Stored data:
"""
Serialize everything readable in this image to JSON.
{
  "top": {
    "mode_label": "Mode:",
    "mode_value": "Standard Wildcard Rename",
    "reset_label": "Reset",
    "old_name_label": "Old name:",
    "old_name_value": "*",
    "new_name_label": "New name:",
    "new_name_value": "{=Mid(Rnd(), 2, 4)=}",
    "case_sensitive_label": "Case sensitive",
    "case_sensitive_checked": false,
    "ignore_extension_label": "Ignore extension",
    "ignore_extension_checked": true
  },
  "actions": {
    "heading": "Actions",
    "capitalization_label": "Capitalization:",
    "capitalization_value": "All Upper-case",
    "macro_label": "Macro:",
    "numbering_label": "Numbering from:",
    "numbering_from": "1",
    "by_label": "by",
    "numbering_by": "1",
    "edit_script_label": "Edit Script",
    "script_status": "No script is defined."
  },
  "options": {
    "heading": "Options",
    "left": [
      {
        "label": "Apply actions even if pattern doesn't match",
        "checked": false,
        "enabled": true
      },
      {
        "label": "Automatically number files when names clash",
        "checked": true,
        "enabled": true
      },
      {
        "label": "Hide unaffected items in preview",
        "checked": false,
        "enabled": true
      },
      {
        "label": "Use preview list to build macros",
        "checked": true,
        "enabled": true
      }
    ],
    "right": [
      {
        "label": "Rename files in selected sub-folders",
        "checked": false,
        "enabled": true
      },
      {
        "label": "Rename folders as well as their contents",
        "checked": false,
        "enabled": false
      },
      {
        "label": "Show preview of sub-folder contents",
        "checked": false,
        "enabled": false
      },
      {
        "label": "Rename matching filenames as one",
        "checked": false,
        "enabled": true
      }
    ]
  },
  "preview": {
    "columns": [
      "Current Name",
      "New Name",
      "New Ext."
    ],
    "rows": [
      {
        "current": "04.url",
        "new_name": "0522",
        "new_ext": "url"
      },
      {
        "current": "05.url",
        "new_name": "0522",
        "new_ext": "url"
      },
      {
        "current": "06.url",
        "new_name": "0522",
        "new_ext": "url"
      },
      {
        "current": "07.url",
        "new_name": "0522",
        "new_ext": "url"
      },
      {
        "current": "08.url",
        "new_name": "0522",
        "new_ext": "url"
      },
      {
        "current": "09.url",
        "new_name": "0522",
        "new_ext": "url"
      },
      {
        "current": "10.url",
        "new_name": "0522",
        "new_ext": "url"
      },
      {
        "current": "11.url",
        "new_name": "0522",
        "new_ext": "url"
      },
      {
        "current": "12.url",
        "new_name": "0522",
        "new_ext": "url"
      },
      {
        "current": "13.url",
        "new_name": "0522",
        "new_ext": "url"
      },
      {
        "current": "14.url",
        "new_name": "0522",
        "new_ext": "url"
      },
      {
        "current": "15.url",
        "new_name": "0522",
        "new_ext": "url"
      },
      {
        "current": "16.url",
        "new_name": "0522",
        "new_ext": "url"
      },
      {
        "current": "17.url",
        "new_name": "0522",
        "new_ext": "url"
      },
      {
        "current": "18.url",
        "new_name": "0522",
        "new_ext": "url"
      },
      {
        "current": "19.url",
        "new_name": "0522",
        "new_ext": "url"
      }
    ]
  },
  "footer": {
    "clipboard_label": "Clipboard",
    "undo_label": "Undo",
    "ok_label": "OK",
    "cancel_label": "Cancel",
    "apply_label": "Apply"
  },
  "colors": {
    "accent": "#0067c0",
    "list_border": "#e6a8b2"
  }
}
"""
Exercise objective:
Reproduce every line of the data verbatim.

Response:
Serialize everything readable in this image to JSON.
{
  "top": {
    "mode_label": "Mode:",
    "mode_value": "Standard Wildcard Rename",
    "reset_label": "Reset",
    "old_name_label": "Old name:",
    "old_name_value": "*",
    "new_name_label": "New name:",
    "new_name_value": "{=Mid(Rnd(), 2, 4)=}",
    "case_sensitive_label": "Case sensitive",
    "case_sensitive_checked": false,
    "ignore_extension_label": "Ignore extension",
    "ignore_extension_checked": true
  },
  "actions": {
    "heading": "Actions",
    "capitalization_label": "Capitalization:",
    "capitalization_value": "All Upper-case",
    "macro_label": "Macro:",
    "numbering_label": "Numbering from:",
    "numbering_from": "1",
    "by_label": "by",
    "numbering_by": "1",
    "edit_script_label": "Edit Script",
    "script_status": "No script is defined."
  },
  "options": {
    "heading": "Options",
    "left": [
      {
        "label": "Apply actions even if pattern doesn't match",
        "checked": false,
        "enabled": true
      },
      {
        "label": "Automatically number files when names clash",
        "checked": true,
        "enabled": true
      },
      {
        "label": "Hide unaffected items in preview",
        "checked": false,
        "enabled": true
      },
      {
        "label": "Use preview list to build macros",
        "checked": true,
        "enabled": true
      }
    ],
    "right": [
      {
        "label": "Rename files in selected sub-folders",
        "checked": false,
        "enabled": true
      },
      {
        "label": "Rename folders as well as their contents",
        "checked": false,
        "enabled": false
      },
      {
        "label": "Show preview of sub-folder contents",
        "checked": false,
        "enabled": false
      },
      {
        "label": "Rename matching filenames as one",
        "checked": false,
        "enabled": true
      }
    ]
  },
  "preview": {
    "columns": [
      "Current Name",
      "New Name",
      "New Ext."
    ],
    "rows": [
      {
        "current": "04.url",
        "new_name": "0522",
        "new_ext": "url"
      },
      {
        "current": "05.url",
        "new_name": "0522",
        "new_ext": "url"
      },
      {
        "current": "06.url",
        "new_name": "0522",
        "new_ext": "url"
      },
      {
        "current": "07.url",
        "new_name": "0522",
        "new_ext": "url"
      },
      {
        "current": "08.url",
        "new_name": "0522",
        "new_ext": "url"
      },
      {
        "current": "09.url",
        "new_name": "0522",
        "new_ext": "url"
      },
      {
        "current": "10.url",
        "new_name": "0522",
        "new_ext": "url"
      },
      {
        "current": "11.url",
        "new_name": "0522",
        "new_ext": "url"
      },
      {
        "current": "12.url",
        "new_name": "0522",
        "new_ext": "url"
      },
      {
        "current": "13.url",
        "new_name": "0522",
        "new_ext": "url"
      },
      {
        "current": "14.url",
        "new_name": "0522",
        "new_ext": "url"
      },
      {
        "current": "15.url",
        "new_name": "0522",
        "new_ext": "url"
      },
      {
        "current": "16.url",
        "new_name": "0522",
        "new_ext": "url"
      },
      {
        "current": "17.url",
        "new_name": "0522",
        "new_ext": "url"
      },
      {
        "current": "18.url",
        "new_name": "0522",
        "new_ext": "url"
      },
      {
        "current": "19.url",
        "new_name": "0522",
        "new_ext": "url"
      }
    ]
  },
  "footer": {
    "clipboard_label": "Clipboard",
    "undo_label": "Undo",
    "ok_label": "OK",
    "cancel_label": "Cancel",
    "apply_label": "Apply"
  },
  "colors": {
    "accent": "#0067c0",
    "list_border": "#e6a8b2"
  }
}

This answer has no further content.